• _Data excerpts_
>>>
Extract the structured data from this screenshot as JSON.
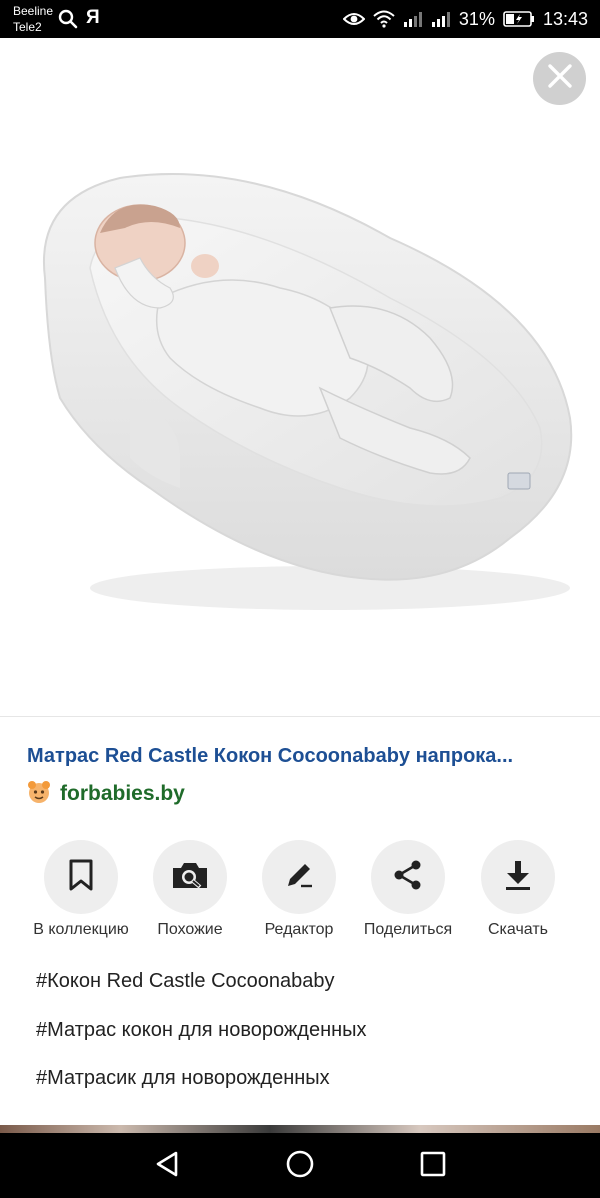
{
  "status_bar": {
    "carrier_1": "Beeline",
    "carrier_2": "Tele2",
    "ya_label": "Я",
    "battery_percent": "31%",
    "time": "13:43"
  },
  "viewer": {
    "title": "Матрас Red Castle Кокон Cocoonababy напрока...",
    "source": "forbabies.by"
  },
  "actions": [
    {
      "label": "В коллекцию",
      "icon": "bookmark-icon"
    },
    {
      "label": "Похожие",
      "icon": "camera-search-icon"
    },
    {
      "label": "Редактор",
      "icon": "pencil-icon"
    },
    {
      "label": "Поделиться",
      "icon": "share-icon"
    },
    {
      "label": "Скачать",
      "icon": "download-icon"
    }
  ],
  "tags": [
    "#Кокон Red Castle Cocoonababy",
    "#Матрас кокон для новорожденных",
    "#Матрасик для новорожденных"
  ],
  "colors": {
    "title": "#1d4f94",
    "source": "#1f6b2a",
    "action_circle": "#eeeeee",
    "close_button": "#d0d0d0"
  }
}
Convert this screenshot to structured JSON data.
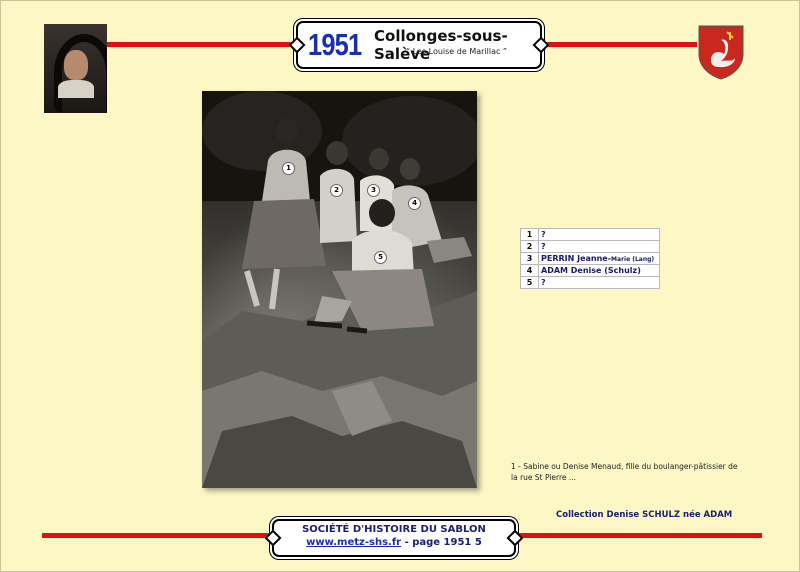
{
  "header": {
    "year": "1951",
    "title": "Collonges-sous-Salève",
    "subtitle": "“ Les Louise de Marillac ”"
  },
  "colors": {
    "background": "#fdf7c6",
    "accent_red": "#e01010",
    "year_blue": "#1a2fb0",
    "text_navy": "#1a2070"
  },
  "photo_markers": [
    "1",
    "2",
    "3",
    "4",
    "5"
  ],
  "names": [
    {
      "num": "1",
      "name": "?",
      "small": ""
    },
    {
      "num": "2",
      "name": "?",
      "small": ""
    },
    {
      "num": "3",
      "name": "PERRIN Jeanne-",
      "small": "Marie (Lang)"
    },
    {
      "num": "4",
      "name": "ADAM Denise (Schulz)",
      "small": ""
    },
    {
      "num": "5",
      "name": "?",
      "small": ""
    }
  ],
  "note": "1 - Sabine ou Denise Menaud, fille du boulanger-pâtissier de la rue St Pierre ...",
  "collection": "Collection Denise SCHULZ née ADAM",
  "footer": {
    "society": "SOCIÉTÉ D'HISTOIRE DU SABLON",
    "link": "www.metz-shs.fr",
    "page": " - page 1951 5"
  }
}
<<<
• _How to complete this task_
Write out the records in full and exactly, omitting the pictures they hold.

• _Response box_
Extract the structured data from this screenshot as JSON.
{
  "status_bar": {
    "carrier_1": "Beeline",
    "carrier_2": "Tele2",
    "ya_label": "Я",
    "battery_percent": "31%",
    "time": "13:43"
  },
  "viewer": {
    "title": "Матрас Red Castle Кокон Cocoonababy напрока...",
    "source": "forbabies.by"
  },
  "actions": [
    {
      "label": "В коллекцию",
      "icon": "bookmark-icon"
    },
    {
      "label": "Похожие",
      "icon": "camera-search-icon"
    },
    {
      "label": "Редактор",
      "icon": "pencil-icon"
    },
    {
      "label": "Поделиться",
      "icon": "share-icon"
    },
    {
      "label": "Скачать",
      "icon": "download-icon"
    }
  ],
  "tags": [
    "#Кокон Red Castle Cocoonababy",
    "#Матрас кокон для новорожденных",
    "#Матрасик для новорожденных"
  ],
  "colors": {
    "title": "#1d4f94",
    "source": "#1f6b2a",
    "action_circle": "#eeeeee",
    "close_button": "#d0d0d0"
  }
}
Convert this screenshot to structured JSON data.
{
  "header": {
    "year": "1951",
    "title": "Collonges-sous-Salève",
    "subtitle": "“ Les Louise de Marillac ”"
  },
  "colors": {
    "background": "#fdf7c6",
    "accent_red": "#e01010",
    "year_blue": "#1a2fb0",
    "text_navy": "#1a2070"
  },
  "photo_markers": [
    "1",
    "2",
    "3",
    "4",
    "5"
  ],
  "names": [
    {
      "num": "1",
      "name": "?",
      "small": ""
    },
    {
      "num": "2",
      "name": "?",
      "small": ""
    },
    {
      "num": "3",
      "name": "PERRIN Jeanne-",
      "small": "Marie (Lang)"
    },
    {
      "num": "4",
      "name": "ADAM Denise (Schulz)",
      "small": ""
    },
    {
      "num": "5",
      "name": "?",
      "small": ""
    }
  ],
  "note": "1 - Sabine ou Denise Menaud, fille du boulanger-pâtissier de la rue St Pierre ...",
  "collection": "Collection Denise SCHULZ née ADAM",
  "footer": {
    "society": "SOCIÉTÉ D'HISTOIRE DU SABLON",
    "link": "www.metz-shs.fr",
    "page": " - page 1951 5"
  }
}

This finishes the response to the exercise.